Goal of the exercise>
Which lines below include "this"? Copy them all.

Entries provided>

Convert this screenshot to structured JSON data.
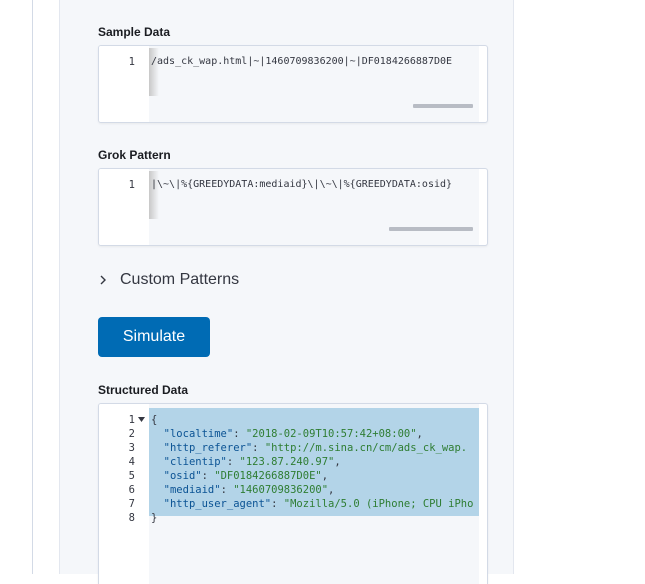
{
  "sample_data": {
    "label": "Sample Data",
    "line_number": "1",
    "text": "/ads_ck_wap.html|~|1460709836200|~|DF0184266887D0E"
  },
  "grok_pattern": {
    "label": "Grok Pattern",
    "line_number": "1",
    "text": "|\\~\\|%{GREEDYDATA:mediaid}\\|\\~\\|%{GREEDYDATA:osid}"
  },
  "custom_patterns": {
    "label": "Custom Patterns",
    "icon": "chevron-right-icon"
  },
  "simulate_button": {
    "label": "Simulate"
  },
  "structured_data": {
    "label": "Structured Data",
    "line_numbers": [
      "1",
      "2",
      "3",
      "4",
      "5",
      "6",
      "7",
      "8"
    ],
    "lines": {
      "l1": "{",
      "l2k": "\"localtime\"",
      "l2v": "\"2018-02-09T10:57:42+08:00\"",
      "l3k": "\"http_referer\"",
      "l3v": "\"http://m.sina.cn/cm/ads_ck_wap.",
      "l4k": "\"clientip\"",
      "l4v": "\"123.87.240.97\"",
      "l5k": "\"osid\"",
      "l5v": "\"DF0184266887D0E\"",
      "l6k": "\"mediaid\"",
      "l6v": "\"1460709836200\"",
      "l7k": "\"http_user_agent\"",
      "l7v": "\"Mozilla/5.0 (iPhone; CPU iPho",
      "l8": "}"
    }
  },
  "colors": {
    "accent": "#006bb4",
    "selection": "#b3d4e8",
    "json_key": "#0b5394",
    "json_string": "#2e7d32"
  }
}
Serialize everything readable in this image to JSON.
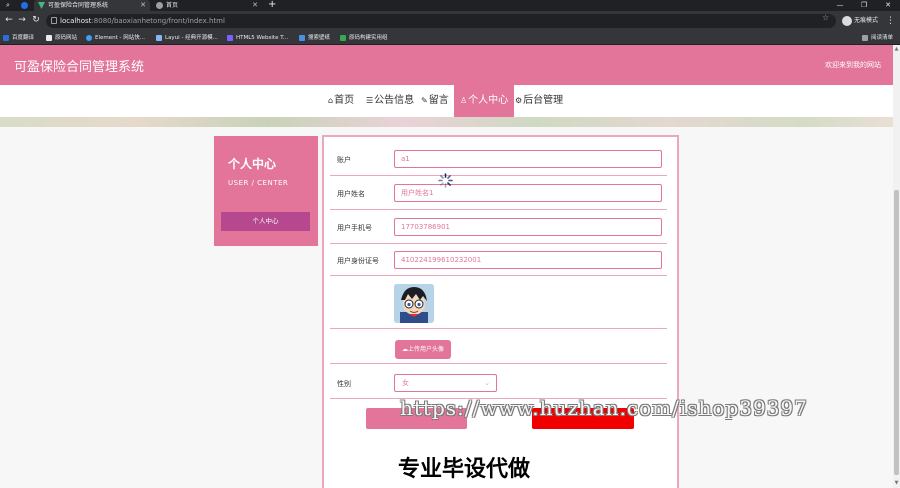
{
  "browser": {
    "tabs": [
      {
        "label": "可盈保险合同管理系统",
        "active": true
      },
      {
        "label": "首页",
        "active": false
      }
    ],
    "url_host": "localhost",
    "url_path": ":8080/baoxianhetong/front/index.html",
    "profile_label": "无痕模式",
    "bookmarks": [
      "百度翻译",
      "原码网站",
      "Element - 网站快...",
      "Layui - 经典开源模...",
      "HTML5 Website T...",
      "搜索壁纸",
      "原码构建实用组"
    ],
    "reading_list": "阅读清单"
  },
  "site": {
    "title": "可盈保险合同管理系统",
    "welcome": "欢迎来到我的网站",
    "nav": [
      {
        "icon": "⌂",
        "label": "首页"
      },
      {
        "icon": "☰",
        "label": "公告信息"
      },
      {
        "icon": "✎",
        "label": "留言"
      },
      {
        "icon": "♙",
        "label": "个人中心"
      },
      {
        "icon": "⚙",
        "label": "后台管理"
      }
    ]
  },
  "sidebar": {
    "title": "个人中心",
    "subtitle": "USER / CENTER",
    "items": [
      "个人中心"
    ]
  },
  "form": {
    "account_label": "账户",
    "account_value": "a1",
    "name_label": "用户姓名",
    "name_value": "用户姓名1",
    "phone_label": "用户手机号",
    "phone_value": "17703786901",
    "idcard_label": "用户身份证号",
    "idcard_value": "410224199610232001",
    "upload_label": "上传用户头像",
    "gender_label": "性别",
    "gender_value": "女"
  },
  "overlay": {
    "watermark": "https://www.huzhan.com/ishop39397",
    "caption": "专业毕设代做"
  },
  "colors": {
    "accent": "#e27599",
    "sidebar_active": "#b5488e",
    "danger": "#f20000"
  }
}
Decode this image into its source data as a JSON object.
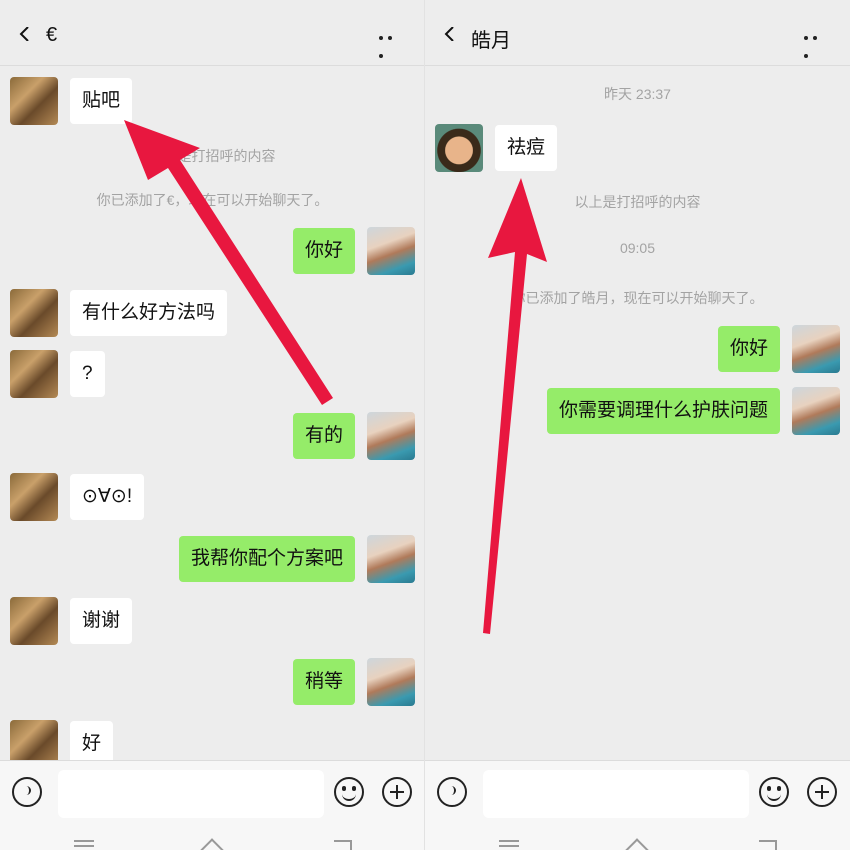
{
  "left": {
    "header": {
      "title": "€"
    },
    "messages": [
      {
        "text": "贴吧"
      },
      {
        "text": "你好"
      },
      {
        "text": "有什么好方法吗"
      },
      {
        "text": "?"
      },
      {
        "text": "有的"
      },
      {
        "text": "⊙∀⊙!"
      },
      {
        "text": "我帮你配个方案吧"
      },
      {
        "text": "谢谢"
      },
      {
        "text": "稍等"
      },
      {
        "text": "好"
      }
    ],
    "system": [
      "以上是打招呼的内容",
      "你已添加了€，现在可以开始聊天了。"
    ]
  },
  "right": {
    "header": {
      "title": "皓月"
    },
    "messages": [
      {
        "text": "祛痘"
      },
      {
        "text": "你好"
      },
      {
        "text": "你需要调理什么护肤问题"
      }
    ],
    "system": [
      "昨天 23:37",
      "以上是打招呼的内容",
      "09:05",
      "你已添加了皓月，现在可以开始聊天了。"
    ]
  },
  "icons": {
    "back": "chevron-left-icon",
    "more": "more-dots-icon",
    "voice": "voice-icon",
    "emoji": "emoji-icon",
    "plus": "plus-icon"
  },
  "colors": {
    "background": "#ededed",
    "bubble_out": "#95ec69",
    "bubble_in": "#ffffff",
    "annotation_arrow": "#e8173f"
  }
}
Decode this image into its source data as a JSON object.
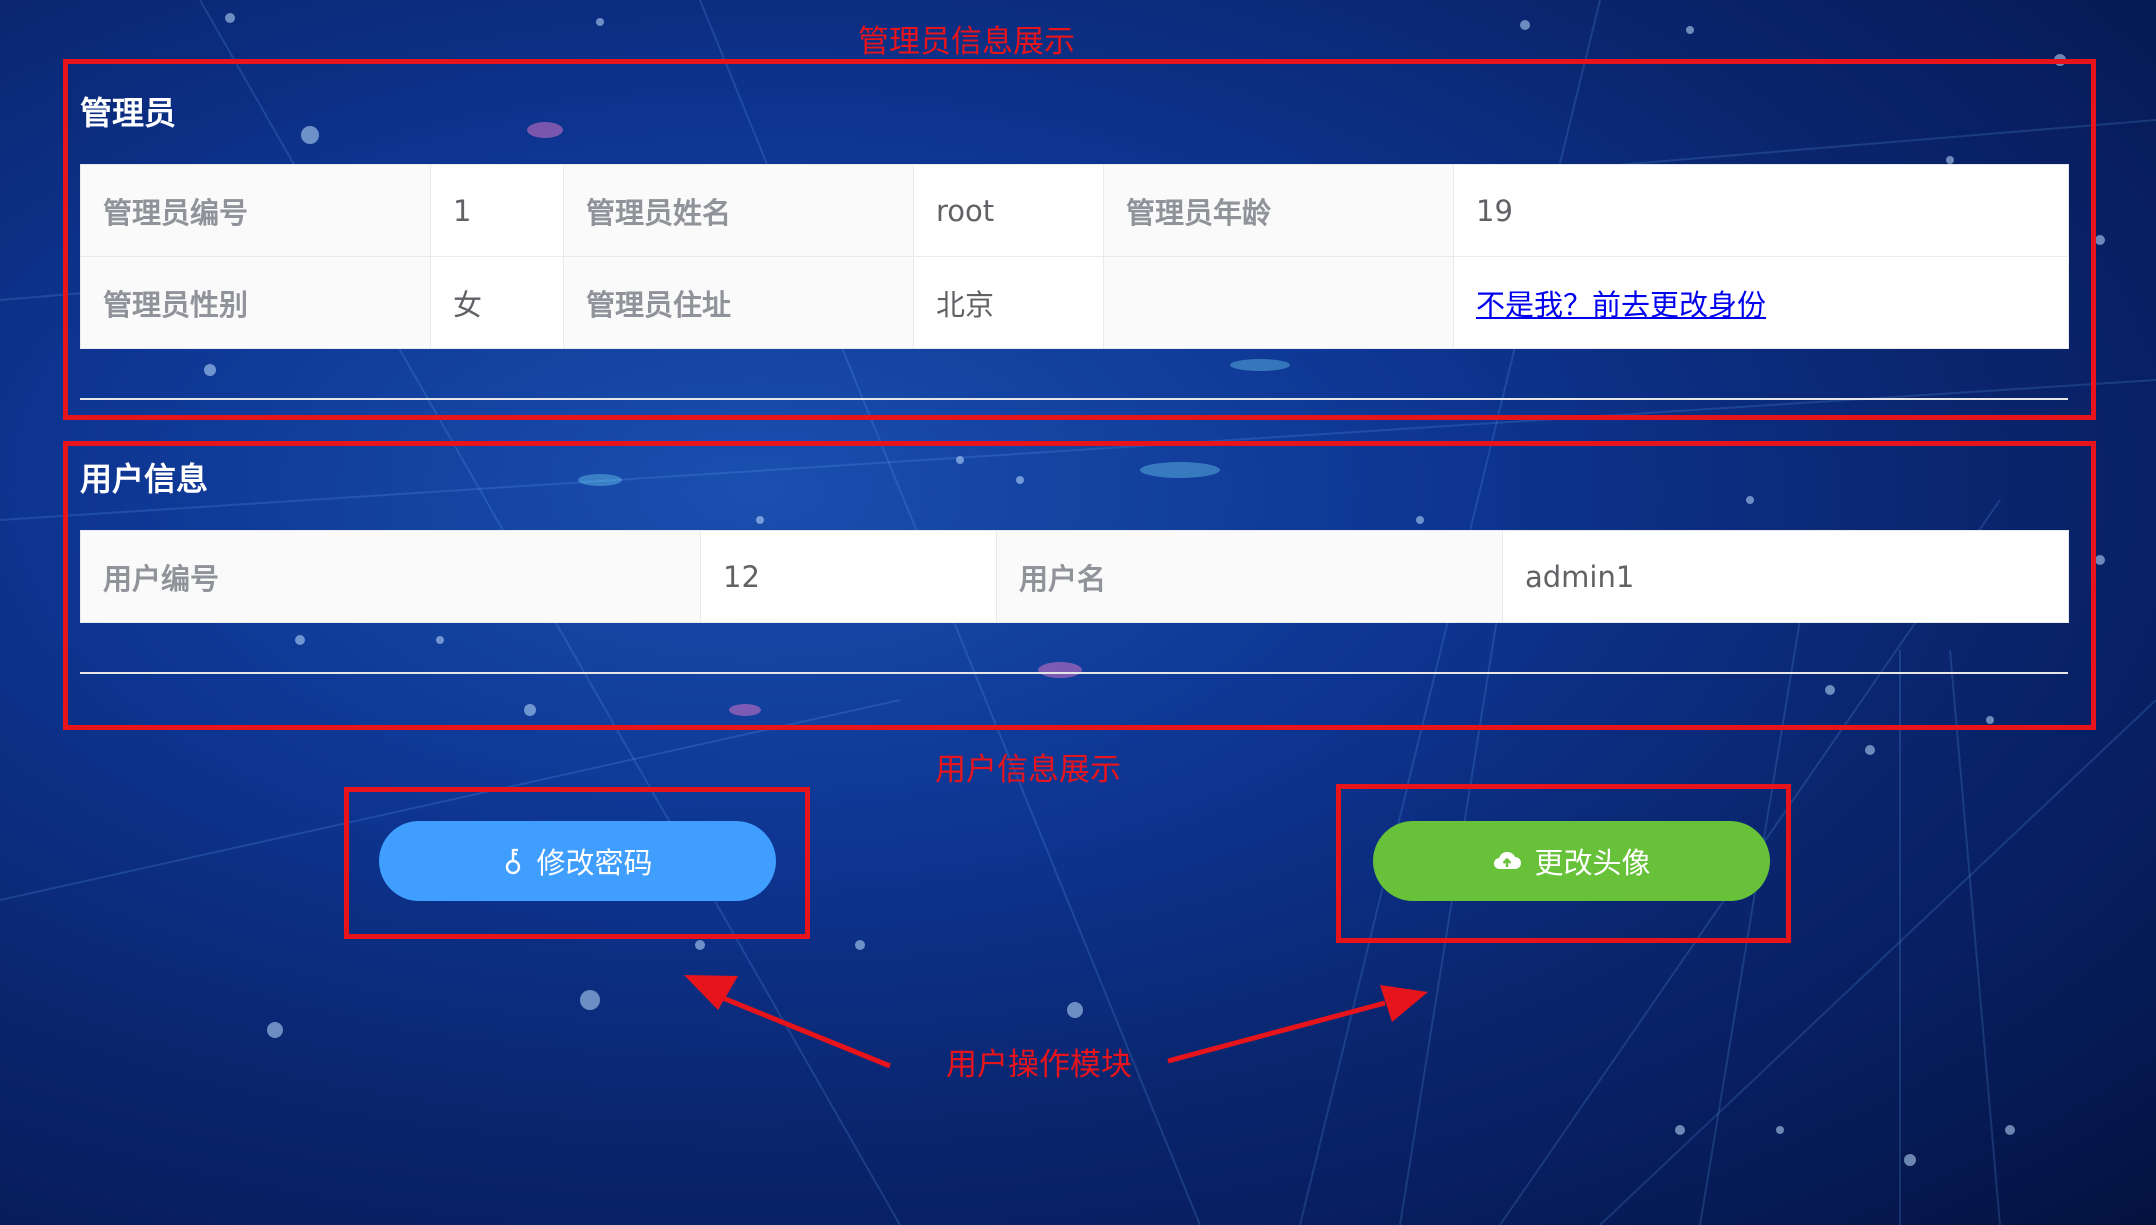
{
  "annotations": {
    "admin_display": "管理员信息展示",
    "user_display": "用户信息展示",
    "user_ops": "用户操作模块"
  },
  "admin": {
    "title": "管理员",
    "id_label": "管理员编号",
    "id_value": "1",
    "name_label": "管理员姓名",
    "name_value": "root",
    "age_label": "管理员年龄",
    "age_value": "19",
    "gender_label": "管理员性别",
    "gender_value": "女",
    "address_label": "管理员住址",
    "address_value": "北京",
    "switch_link": "不是我？前去更改身份"
  },
  "user": {
    "title": "用户信息",
    "id_label": "用户编号",
    "id_value": "12",
    "name_label": "用户名",
    "name_value": "admin1"
  },
  "actions": {
    "change_password": "修改密码",
    "change_avatar": "更改头像"
  },
  "icons": {
    "password": "key-icon",
    "avatar": "cloud-upload-icon"
  },
  "colors": {
    "annotation_red": "#e8141c",
    "primary_blue": "#409eff",
    "success_green": "#67c23a",
    "link_blue": "#0000ee"
  }
}
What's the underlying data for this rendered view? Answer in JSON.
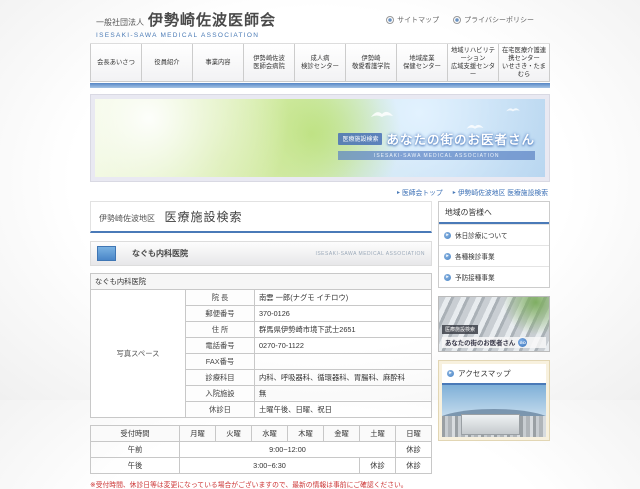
{
  "header": {
    "org_type": "一般社団法人",
    "org_name": "伊勢崎佐波医師会",
    "org_name_en": "ISESAKI-SAWA MEDICAL ASSOCIATION",
    "links": [
      {
        "label": "サイトマップ"
      },
      {
        "label": "プライバシーポリシー"
      }
    ]
  },
  "nav": {
    "items": [
      {
        "line1": "会長あいさつ",
        "line2": ""
      },
      {
        "line1": "役員紹介",
        "line2": ""
      },
      {
        "line1": "事業内容",
        "line2": ""
      },
      {
        "line1": "伊勢崎佐波",
        "line2": "医師会病院"
      },
      {
        "line1": "成人病",
        "line2": "検診センター"
      },
      {
        "line1": "伊勢崎",
        "line2": "敬愛看護学院"
      },
      {
        "line1": "地域産業",
        "line2": "保健センター"
      },
      {
        "line1": "地域リハビリテーション",
        "line2": "広域支援センター"
      },
      {
        "line1": "在宅医療介護連携センター",
        "line2": "いせさき・たまむら"
      }
    ]
  },
  "hero": {
    "badge": "医療施設検索",
    "title": "あなたの街のお医者さん",
    "subtitle": "ISESAKI-SAWA MEDICAL ASSOCIATION"
  },
  "breadcrumb": {
    "arrow": "▸",
    "items": [
      {
        "label": "医師会トップ"
      },
      {
        "label": "伊勢崎佐波地区 医療施設検索"
      }
    ]
  },
  "page": {
    "title_area": "伊勢崎佐波地区",
    "title_main": "医療施設検索"
  },
  "facility": {
    "name": "なぐも内科医院",
    "section_right_text": "ISESAKI-SAWA MEDICAL ASSOCIATION",
    "photo_placeholder": "写真スペース",
    "rows": [
      {
        "label": "院 長",
        "value": "南雲 一郎(ナグモ イチロウ)"
      },
      {
        "label": "郵便番号",
        "value": "370-0126"
      },
      {
        "label": "住 所",
        "value": "群馬県伊勢崎市境下武士2651"
      },
      {
        "label": "電話番号",
        "value": "0270-70-1122"
      },
      {
        "label": "FAX番号",
        "value": ""
      },
      {
        "label": "診療科目",
        "value": "内科、呼吸器科、循環器科、胃腸科、麻酔科"
      },
      {
        "label": "入院施設",
        "value": "無"
      },
      {
        "label": "休診日",
        "value": "土曜午後、日曜、祝日"
      }
    ]
  },
  "schedule": {
    "columns": [
      "受付時間",
      "月曜",
      "火曜",
      "水曜",
      "木曜",
      "金曜",
      "土曜",
      "日曜"
    ],
    "am": {
      "label": "午前",
      "time": "9:00~12:00",
      "sun": "休診"
    },
    "pm": {
      "label": "午後",
      "time": "3:00~6:30",
      "sat": "休診",
      "sun": "休診"
    },
    "note": "※受付時間、休診日等は変更になっている場合がございますので、最新の情報は事前にご確認ください。"
  },
  "sidebar": {
    "region_box": {
      "title": "地域の皆様へ",
      "items": [
        {
          "label": "休日診療について"
        },
        {
          "label": "各種検診事業"
        },
        {
          "label": "予防接種事業"
        }
      ]
    },
    "banner": {
      "badge": "医療施設検索",
      "title": "あなたの街のお医者さん",
      "button": "GO"
    },
    "access_map": {
      "title": "アクセスマップ"
    }
  },
  "colors": {
    "accent_blue": "#4a7ab8",
    "link_blue": "#3a6fb5",
    "note_red": "#cc3333"
  }
}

Written answer>
Convert this screenshot to structured JSON data.
Serialize everything readable in this image to JSON.
Decode this image into its source data as a JSON object.
Decode this image into its source data as a JSON object.
What's the underlying data for this rendered view? Answer in JSON.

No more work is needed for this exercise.